A sub-genre of digital documentaries that has emerged during the last decade is far more intertwined with creating and circulating content on the internet than traditional, linear formats. New-media apparatus enables i-doc makers to devise open, participatory, and flexible engagements with users. This chapter discusses how social impact can be designed for i-docs beyond the metrics of the profit-based web industry. By placing ourselves at the margins of this dominant discourse, we try to problematize and decolonize it by offering other approaches based on community engagement, personal narratives, and practice-based artistic research. Several community-designed i-docs challenge the hegemony of high-tech and maker-driven impact design. Instead, they offer strategies and best practices that involve co-creation and decision-making by adopting a longer-term impact-making process.

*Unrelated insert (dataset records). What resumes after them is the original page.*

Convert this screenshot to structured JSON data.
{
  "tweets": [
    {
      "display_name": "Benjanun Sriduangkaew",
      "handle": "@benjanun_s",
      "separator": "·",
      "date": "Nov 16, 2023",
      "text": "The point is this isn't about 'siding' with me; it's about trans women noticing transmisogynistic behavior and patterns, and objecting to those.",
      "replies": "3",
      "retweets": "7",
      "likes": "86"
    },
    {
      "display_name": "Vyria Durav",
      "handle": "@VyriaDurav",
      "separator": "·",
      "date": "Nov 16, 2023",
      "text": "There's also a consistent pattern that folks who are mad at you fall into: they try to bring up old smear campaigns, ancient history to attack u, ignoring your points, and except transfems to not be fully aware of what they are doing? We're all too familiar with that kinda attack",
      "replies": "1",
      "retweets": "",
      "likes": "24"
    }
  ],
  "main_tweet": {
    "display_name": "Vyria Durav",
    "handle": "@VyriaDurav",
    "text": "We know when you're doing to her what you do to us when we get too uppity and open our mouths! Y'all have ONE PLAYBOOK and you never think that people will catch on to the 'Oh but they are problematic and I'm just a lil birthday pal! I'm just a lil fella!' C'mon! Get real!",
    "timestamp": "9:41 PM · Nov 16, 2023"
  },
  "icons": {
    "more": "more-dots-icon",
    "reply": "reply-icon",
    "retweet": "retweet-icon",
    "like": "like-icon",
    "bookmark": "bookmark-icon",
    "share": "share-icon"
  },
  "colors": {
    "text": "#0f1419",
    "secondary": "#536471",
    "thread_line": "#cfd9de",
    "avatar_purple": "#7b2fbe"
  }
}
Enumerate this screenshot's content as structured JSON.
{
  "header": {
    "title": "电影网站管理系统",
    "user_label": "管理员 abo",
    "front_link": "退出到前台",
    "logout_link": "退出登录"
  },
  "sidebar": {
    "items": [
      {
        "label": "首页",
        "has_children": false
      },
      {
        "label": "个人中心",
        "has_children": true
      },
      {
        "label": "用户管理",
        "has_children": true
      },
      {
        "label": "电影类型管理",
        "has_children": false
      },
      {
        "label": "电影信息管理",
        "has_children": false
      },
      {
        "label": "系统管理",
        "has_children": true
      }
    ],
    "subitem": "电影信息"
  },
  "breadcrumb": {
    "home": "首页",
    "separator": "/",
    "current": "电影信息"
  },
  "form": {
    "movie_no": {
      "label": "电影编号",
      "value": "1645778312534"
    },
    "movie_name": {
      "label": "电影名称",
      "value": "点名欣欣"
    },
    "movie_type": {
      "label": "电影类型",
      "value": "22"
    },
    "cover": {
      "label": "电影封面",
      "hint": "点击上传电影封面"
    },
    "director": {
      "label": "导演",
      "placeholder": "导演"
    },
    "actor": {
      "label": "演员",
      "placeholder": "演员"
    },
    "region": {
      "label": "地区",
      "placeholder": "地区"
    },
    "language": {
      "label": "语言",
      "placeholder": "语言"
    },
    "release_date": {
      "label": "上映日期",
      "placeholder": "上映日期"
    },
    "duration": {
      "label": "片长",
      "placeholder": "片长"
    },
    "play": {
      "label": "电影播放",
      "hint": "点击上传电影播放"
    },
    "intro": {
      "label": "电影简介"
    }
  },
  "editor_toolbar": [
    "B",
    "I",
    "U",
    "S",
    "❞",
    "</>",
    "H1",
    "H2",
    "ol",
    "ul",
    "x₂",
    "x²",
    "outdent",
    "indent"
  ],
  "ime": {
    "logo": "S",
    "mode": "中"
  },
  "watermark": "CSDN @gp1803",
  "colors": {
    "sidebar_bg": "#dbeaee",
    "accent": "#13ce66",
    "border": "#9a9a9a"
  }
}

We believe that a model for mapping Impact for i-docs should be grounded in deep listening, reflexivity, and real-world transformations rather than merely on impact metrics such as views, downloads, or shares of a final media product. Our proposal is to consider a model to assess and analyze the impact of i-docs based on the experiences of and interactions between communities, authors, and audiences that want to engage with it. “Impact-as-a-Process” is an open framework that can be adapted to encourage i-docs impact plans and scholarship that strives to be polyphonic, participative, and community-focused.